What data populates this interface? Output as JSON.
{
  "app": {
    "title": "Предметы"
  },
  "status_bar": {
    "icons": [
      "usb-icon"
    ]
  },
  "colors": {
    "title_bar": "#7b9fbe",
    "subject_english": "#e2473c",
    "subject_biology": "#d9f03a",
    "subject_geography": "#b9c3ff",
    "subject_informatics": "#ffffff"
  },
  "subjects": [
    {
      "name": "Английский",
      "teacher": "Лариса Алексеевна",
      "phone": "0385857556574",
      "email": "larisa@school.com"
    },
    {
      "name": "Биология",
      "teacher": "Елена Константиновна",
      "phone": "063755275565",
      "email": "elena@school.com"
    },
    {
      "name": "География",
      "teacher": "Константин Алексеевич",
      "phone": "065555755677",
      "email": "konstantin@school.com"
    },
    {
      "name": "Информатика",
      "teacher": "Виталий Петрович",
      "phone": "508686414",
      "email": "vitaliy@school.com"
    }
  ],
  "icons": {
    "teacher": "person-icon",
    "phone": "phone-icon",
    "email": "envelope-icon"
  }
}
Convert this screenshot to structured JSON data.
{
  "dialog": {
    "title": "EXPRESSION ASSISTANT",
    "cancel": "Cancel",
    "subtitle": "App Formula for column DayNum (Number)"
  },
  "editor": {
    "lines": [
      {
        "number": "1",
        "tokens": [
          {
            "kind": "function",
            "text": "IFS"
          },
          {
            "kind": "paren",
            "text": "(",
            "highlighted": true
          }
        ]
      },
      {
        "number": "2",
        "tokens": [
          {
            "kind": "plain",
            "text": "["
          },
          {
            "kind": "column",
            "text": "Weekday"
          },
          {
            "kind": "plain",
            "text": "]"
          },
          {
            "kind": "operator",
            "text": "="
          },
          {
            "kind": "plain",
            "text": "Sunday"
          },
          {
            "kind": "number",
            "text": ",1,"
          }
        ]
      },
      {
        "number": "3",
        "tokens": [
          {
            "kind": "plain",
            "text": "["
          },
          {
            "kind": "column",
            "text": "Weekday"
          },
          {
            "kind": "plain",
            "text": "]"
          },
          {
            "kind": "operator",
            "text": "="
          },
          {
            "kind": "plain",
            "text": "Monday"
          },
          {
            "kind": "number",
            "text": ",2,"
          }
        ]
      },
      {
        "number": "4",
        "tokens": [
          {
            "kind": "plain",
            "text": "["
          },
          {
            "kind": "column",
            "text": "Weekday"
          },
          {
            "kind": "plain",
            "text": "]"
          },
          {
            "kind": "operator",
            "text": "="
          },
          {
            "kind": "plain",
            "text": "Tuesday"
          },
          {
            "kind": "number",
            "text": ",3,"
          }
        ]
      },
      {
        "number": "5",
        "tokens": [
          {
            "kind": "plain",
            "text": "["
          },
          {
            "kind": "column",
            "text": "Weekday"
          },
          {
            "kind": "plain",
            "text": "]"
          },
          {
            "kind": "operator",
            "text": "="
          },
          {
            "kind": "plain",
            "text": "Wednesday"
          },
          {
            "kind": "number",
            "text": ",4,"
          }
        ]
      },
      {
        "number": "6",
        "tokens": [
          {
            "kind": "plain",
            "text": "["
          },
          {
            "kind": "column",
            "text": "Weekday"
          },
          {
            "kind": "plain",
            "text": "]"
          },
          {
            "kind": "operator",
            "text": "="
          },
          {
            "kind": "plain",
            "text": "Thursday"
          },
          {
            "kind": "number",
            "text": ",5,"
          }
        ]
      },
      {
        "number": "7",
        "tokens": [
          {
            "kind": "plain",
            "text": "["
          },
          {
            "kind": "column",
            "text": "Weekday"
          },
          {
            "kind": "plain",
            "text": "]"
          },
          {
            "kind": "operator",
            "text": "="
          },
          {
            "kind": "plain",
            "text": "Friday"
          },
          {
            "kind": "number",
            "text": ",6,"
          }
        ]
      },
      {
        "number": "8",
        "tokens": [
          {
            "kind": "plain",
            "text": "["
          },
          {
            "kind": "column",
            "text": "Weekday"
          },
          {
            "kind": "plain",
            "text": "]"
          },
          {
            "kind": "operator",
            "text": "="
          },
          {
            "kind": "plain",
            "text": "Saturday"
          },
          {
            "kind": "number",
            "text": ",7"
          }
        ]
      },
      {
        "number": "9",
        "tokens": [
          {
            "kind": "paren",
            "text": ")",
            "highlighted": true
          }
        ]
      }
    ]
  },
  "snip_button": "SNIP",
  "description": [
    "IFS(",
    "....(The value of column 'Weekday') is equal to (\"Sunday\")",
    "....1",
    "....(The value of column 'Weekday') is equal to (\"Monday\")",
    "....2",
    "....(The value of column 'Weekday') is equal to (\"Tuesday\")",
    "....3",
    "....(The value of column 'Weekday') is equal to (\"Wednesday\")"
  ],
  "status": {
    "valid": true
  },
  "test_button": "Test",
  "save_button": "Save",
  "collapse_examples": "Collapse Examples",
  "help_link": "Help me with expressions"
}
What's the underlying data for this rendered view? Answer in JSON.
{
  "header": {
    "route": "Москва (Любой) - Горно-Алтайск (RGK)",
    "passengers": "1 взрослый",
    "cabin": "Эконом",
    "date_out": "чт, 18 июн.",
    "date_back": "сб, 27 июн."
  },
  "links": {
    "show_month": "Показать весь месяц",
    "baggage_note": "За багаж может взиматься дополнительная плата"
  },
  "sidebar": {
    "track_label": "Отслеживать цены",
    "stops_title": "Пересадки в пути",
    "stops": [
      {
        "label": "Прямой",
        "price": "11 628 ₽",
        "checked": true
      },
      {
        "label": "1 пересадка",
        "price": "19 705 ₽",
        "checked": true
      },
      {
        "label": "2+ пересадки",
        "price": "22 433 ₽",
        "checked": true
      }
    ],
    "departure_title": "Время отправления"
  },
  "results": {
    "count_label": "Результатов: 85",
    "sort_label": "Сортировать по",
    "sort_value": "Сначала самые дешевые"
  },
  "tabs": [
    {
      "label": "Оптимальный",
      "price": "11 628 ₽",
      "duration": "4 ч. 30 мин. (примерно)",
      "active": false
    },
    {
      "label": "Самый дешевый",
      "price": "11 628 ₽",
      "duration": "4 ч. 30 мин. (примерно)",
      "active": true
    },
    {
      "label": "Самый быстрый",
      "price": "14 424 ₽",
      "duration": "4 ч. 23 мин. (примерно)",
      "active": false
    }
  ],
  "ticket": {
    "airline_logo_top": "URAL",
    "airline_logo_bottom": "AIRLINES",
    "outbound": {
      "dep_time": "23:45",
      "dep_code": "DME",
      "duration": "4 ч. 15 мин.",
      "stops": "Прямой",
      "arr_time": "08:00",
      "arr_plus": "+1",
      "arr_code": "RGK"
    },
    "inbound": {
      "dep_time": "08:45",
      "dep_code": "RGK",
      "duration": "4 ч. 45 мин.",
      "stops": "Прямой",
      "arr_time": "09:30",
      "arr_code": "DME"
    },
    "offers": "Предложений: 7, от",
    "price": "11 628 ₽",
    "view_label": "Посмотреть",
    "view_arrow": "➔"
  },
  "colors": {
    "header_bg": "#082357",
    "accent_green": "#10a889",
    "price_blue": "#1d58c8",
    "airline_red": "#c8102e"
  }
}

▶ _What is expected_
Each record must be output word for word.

▶ _Exercise answer_
What data populates this interface? Output as JSON.
{
  "app": {
    "title": "Предметы"
  },
  "status_bar": {
    "icons": [
      "usb-icon"
    ]
  },
  "colors": {
    "title_bar": "#7b9fbe",
    "subject_english": "#e2473c",
    "subject_biology": "#d9f03a",
    "subject_geography": "#b9c3ff",
    "subject_informatics": "#ffffff"
  },
  "subjects": [
    {
      "name": "Английский",
      "teacher": "Лариса Алексеевна",
      "phone": "0385857556574",
      "email": "larisa@school.com"
    },
    {
      "name": "Биология",
      "teacher": "Елена Константиновна",
      "phone": "063755275565",
      "email": "elena@school.com"
    },
    {
      "name": "География",
      "teacher": "Константин Алексеевич",
      "phone": "065555755677",
      "email": "konstantin@school.com"
    },
    {
      "name": "Информатика",
      "teacher": "Виталий Петрович",
      "phone": "508686414",
      "email": "vitaliy@school.com"
    }
  ],
  "icons": {
    "teacher": "person-icon",
    "phone": "phone-icon",
    "email": "envelope-icon"
  }
}
Convert this screenshot to structured JSON data.
{
  "dialog": {
    "title": "EXPRESSION ASSISTANT",
    "cancel": "Cancel",
    "subtitle": "App Formula for column DayNum (Number)"
  },
  "editor": {
    "lines": [
      {
        "number": "1",
        "tokens": [
          {
            "kind": "function",
            "text": "IFS"
          },
          {
            "kind": "paren",
            "text": "(",
            "highlighted": true
          }
        ]
      },
      {
        "number": "2",
        "tokens": [
          {
            "kind": "plain",
            "text": "["
          },
          {
            "kind": "column",
            "text": "Weekday"
          },
          {
            "kind": "plain",
            "text": "]"
          },
          {
            "kind": "operator",
            "text": "="
          },
          {
            "kind": "plain",
            "text": "Sunday"
          },
          {
            "kind": "number",
            "text": ",1,"
          }
        ]
      },
      {
        "number": "3",
        "tokens": [
          {
            "kind": "plain",
            "text": "["
          },
          {
            "kind": "column",
            "text": "Weekday"
          },
          {
            "kind": "plain",
            "text": "]"
          },
          {
            "kind": "operator",
            "text": "="
          },
          {
            "kind": "plain",
            "text": "Monday"
          },
          {
            "kind": "number",
            "text": ",2,"
          }
        ]
      },
      {
        "number": "4",
        "tokens": [
          {
            "kind": "plain",
            "text": "["
          },
          {
            "kind": "column",
            "text": "Weekday"
          },
          {
            "kind": "plain",
            "text": "]"
          },
          {
            "kind": "operator",
            "text": "="
          },
          {
            "kind": "plain",
            "text": "Tuesday"
          },
          {
            "kind": "number",
            "text": ",3,"
          }
        ]
      },
      {
        "number": "5",
        "tokens": [
          {
            "kind": "plain",
            "text": "["
          },
          {
            "kind": "column",
            "text": "Weekday"
          },
          {
            "kind": "plain",
            "text": "]"
          },
          {
            "kind": "operator",
            "text": "="
          },
          {
            "kind": "plain",
            "text": "Wednesday"
          },
          {
            "kind": "number",
            "text": ",4,"
          }
        ]
      },
      {
        "number": "6",
        "tokens": [
          {
            "kind": "plain",
            "text": "["
          },
          {
            "kind": "column",
            "text": "Weekday"
          },
          {
            "kind": "plain",
            "text": "]"
          },
          {
            "kind": "operator",
            "text": "="
          },
          {
            "kind": "plain",
            "text": "Thursday"
          },
          {
            "kind": "number",
            "text": ",5,"
          }
        ]
      },
      {
        "number": "7",
        "tokens": [
          {
            "kind": "plain",
            "text": "["
          },
          {
            "kind": "column",
            "text": "Weekday"
          },
          {
            "kind": "plain",
            "text": "]"
          },
          {
            "kind": "operator",
            "text": "="
          },
          {
            "kind": "plain",
            "text": "Friday"
          },
          {
            "kind": "number",
            "text": ",6,"
          }
        ]
      },
      {
        "number": "8",
        "tokens": [
          {
            "kind": "plain",
            "text": "["
          },
          {
            "kind": "column",
            "text": "Weekday"
          },
          {
            "kind": "plain",
            "text": "]"
          },
          {
            "kind": "operator",
            "text": "="
          },
          {
            "kind": "plain",
            "text": "Saturday"
          },
          {
            "kind": "number",
            "text": ",7"
          }
        ]
      },
      {
        "number": "9",
        "tokens": [
          {
            "kind": "paren",
            "text": ")",
            "highlighted": true
          }
        ]
      }
    ]
  },
  "snip_button": "SNIP",
  "description": [
    "IFS(",
    "....(The value of column 'Weekday') is equal to (\"Sunday\")",
    "....1",
    "....(The value of column 'Weekday') is equal to (\"Monday\")",
    "....2",
    "....(The value of column 'Weekday') is equal to (\"Tuesday\")",
    "....3",
    "....(The value of column 'Weekday') is equal to (\"Wednesday\")"
  ],
  "status": {
    "valid": true
  },
  "test_button": "Test",
  "save_button": "Save",
  "collapse_examples": "Collapse Examples",
  "help_link": "Help me with expressions"
}
What's the underlying data for this rendered view? Answer in JSON.
{
  "header": {
    "route": "Москва (Любой) - Горно-Алтайск (RGK)",
    "passengers": "1 взрослый",
    "cabin": "Эконом",
    "date_out": "чт, 18 июн.",
    "date_back": "сб, 27 июн."
  },
  "links": {
    "show_month": "Показать весь месяц",
    "baggage_note": "За багаж может взиматься дополнительная плата"
  },
  "sidebar": {
    "track_label": "Отслеживать цены",
    "stops_title": "Пересадки в пути",
    "stops": [
      {
        "label": "Прямой",
        "price": "11 628 ₽",
        "checked": true
      },
      {
        "label": "1 пересадка",
        "price": "19 705 ₽",
        "checked": true
      },
      {
        "label": "2+ пересадки",
        "price": "22 433 ₽",
        "checked": true
      }
    ],
    "departure_title": "Время отправления"
  },
  "results": {
    "count_label": "Результатов: 85",
    "sort_label": "Сортировать по",
    "sort_value": "Сначала самые дешевые"
  },
  "tabs": [
    {
      "label": "Оптимальный",
      "price": "11 628 ₽",
      "duration": "4 ч. 30 мин. (примерно)",
      "active": false
    },
    {
      "label": "Самый дешевый",
      "price": "11 628 ₽",
      "duration": "4 ч. 30 мин. (примерно)",
      "active": true
    },
    {
      "label": "Самый быстрый",
      "price": "14 424 ₽",
      "duration": "4 ч. 23 мин. (примерно)",
      "active": false
    }
  ],
  "ticket": {
    "airline_logo_top": "URAL",
    "airline_logo_bottom": "AIRLINES",
    "outbound": {
      "dep_time": "23:45",
      "dep_code": "DME",
      "duration": "4 ч. 15 мин.",
      "stops": "Прямой",
      "arr_time": "08:00",
      "arr_plus": "+1",
      "arr_code": "RGK"
    },
    "inbound": {
      "dep_time": "08:45",
      "dep_code": "RGK",
      "duration": "4 ч. 45 мин.",
      "stops": "Прямой",
      "arr_time": "09:30",
      "arr_code": "DME"
    },
    "offers": "Предложений: 7, от",
    "price": "11 628 ₽",
    "view_label": "Посмотреть",
    "view_arrow": "➔"
  },
  "colors": {
    "header_bg": "#082357",
    "accent_green": "#10a889",
    "price_blue": "#1d58c8",
    "airline_red": "#c8102e"
  }
}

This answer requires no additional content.